CBC’s inherent flaw were the changes to one hour shows that were hosted by big names with little radio experience. For example George Negus.
When Laws moved back to North Sydney 2UE changed back to the 3 hour shifts for its presenters and the ratings returned.
I confess I had to look at the Wikipedia page to see what CBC was- perhaps I’m not an old codger yet! Any attempt to network Sydney and Melbourne in talk radio is doomed to fail imo; MTR 1377 is proof positive of this. The late Stan Zemanek failed to catch on in the culture capital, too.
The timeline wasn’t quite that streamlined if memory serves.
After CBC, 2UE went through a series of format changes; “All Time Greats” being the one most removed from its usual news, talk and music format of the era.
CBC only lasted about 6 months and Laws didn’t return for a couple of years as I recall.
It’s certainly true that 2UE’s fortunes were ultimately turned around by Laws return.
The CBC format was flawed first and foremost because of the attempt to network between Sydney and Melbourne - it didn’t work then and it didn’t work 20 years later with MTR. Clunky technology didn’t help networked show presentation either.
The one hour formats were potentially an issue as well with the audience not used to that style of radio.
The inexperience of the hosts wasn’t necessarily a problem. Remember Alan Jones at this time was relatively inexperienced, he’d only been doing radio for a year or two when CBC began.

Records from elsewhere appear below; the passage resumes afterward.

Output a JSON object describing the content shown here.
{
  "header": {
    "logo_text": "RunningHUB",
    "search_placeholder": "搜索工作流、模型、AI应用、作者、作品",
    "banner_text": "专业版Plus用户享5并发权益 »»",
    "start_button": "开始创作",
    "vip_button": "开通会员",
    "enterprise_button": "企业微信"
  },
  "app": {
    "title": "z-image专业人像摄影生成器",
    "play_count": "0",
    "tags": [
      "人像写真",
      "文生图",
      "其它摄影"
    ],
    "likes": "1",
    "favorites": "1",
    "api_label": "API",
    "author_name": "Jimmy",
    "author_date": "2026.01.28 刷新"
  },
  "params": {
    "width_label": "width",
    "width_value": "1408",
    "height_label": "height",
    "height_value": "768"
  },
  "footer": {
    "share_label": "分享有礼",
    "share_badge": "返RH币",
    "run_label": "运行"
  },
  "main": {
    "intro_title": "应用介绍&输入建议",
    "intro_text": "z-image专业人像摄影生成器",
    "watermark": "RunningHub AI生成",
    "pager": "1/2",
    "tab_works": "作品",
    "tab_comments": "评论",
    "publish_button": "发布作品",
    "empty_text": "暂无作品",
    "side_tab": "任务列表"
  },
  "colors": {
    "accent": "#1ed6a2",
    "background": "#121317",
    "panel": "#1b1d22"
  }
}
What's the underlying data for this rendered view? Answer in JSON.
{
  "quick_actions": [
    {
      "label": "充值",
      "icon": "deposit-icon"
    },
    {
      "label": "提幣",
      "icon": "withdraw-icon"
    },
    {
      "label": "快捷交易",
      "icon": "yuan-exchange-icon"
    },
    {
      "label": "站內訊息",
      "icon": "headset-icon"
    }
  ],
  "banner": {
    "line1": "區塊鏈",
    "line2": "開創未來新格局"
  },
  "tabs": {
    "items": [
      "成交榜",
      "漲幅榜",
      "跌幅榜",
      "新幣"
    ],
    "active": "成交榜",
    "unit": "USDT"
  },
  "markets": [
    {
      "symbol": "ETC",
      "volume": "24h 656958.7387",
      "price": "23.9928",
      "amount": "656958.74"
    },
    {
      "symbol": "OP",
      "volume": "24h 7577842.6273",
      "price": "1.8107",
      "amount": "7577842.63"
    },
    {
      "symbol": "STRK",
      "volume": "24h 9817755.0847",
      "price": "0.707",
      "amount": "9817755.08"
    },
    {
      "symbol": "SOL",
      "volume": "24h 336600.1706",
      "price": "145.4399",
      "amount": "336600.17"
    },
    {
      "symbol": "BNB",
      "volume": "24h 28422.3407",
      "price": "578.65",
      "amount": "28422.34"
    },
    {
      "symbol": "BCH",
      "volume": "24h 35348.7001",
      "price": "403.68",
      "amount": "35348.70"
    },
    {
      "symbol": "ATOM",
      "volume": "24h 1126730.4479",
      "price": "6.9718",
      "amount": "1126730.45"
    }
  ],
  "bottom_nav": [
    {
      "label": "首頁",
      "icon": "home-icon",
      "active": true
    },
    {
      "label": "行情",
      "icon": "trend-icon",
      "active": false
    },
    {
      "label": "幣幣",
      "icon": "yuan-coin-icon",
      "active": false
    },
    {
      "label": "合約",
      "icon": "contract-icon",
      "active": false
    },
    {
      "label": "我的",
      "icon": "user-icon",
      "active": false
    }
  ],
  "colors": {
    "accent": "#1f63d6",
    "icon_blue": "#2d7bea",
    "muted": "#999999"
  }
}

I worked at 2UE before, during and after the CBC launch. The weirdest part was that before CBC launched we always knew that what was being broadcast on 2UE was emanating from one of the three studios overlooking the station’s North Sydney carpark. We were live and we were Sydney. It was exciting.
When CBC launched some of the energy left the station. The studios were often empty when the shows from coming from Melbourne. I often think of other stations where the studios are empty because of networking in the modern era. There is a certain buzz when you are in a building and you know that a microphone is live and broadcasting to the city.
Two more mid 80s memories.
Firstly, I always suspected that 2UE was in trouble when Laws left that station. Everyone at 2UE kept listening to Laws while we were working (on portable radios). If we could not give him up - then why would the rest of Sydney?
Secondly, the 2UE studios in North Sydney were essentially in a one story building of which the land would have been worth more than a Powerball win. Yet the carpark out the back was never paved - it was a large dirt space where it was difficult to not do wheelies as you parked. At least the “stars” used the carpark under the studios - it reduced the chance I would lose control of my P-plated car and smash into a Maserati (or any other type of fancy pasta).
At least you got to park in the big car park.
For a long time, due to council zoning or something, no one could park in that vast open space. The non-star staff were consigned to trying to find a spot near by everyday and hopefully dodge council rangers.
But eventually sanity and sensible zoning prevailed
So what was the timeline?
Sydney 95 2UE
All Time Greats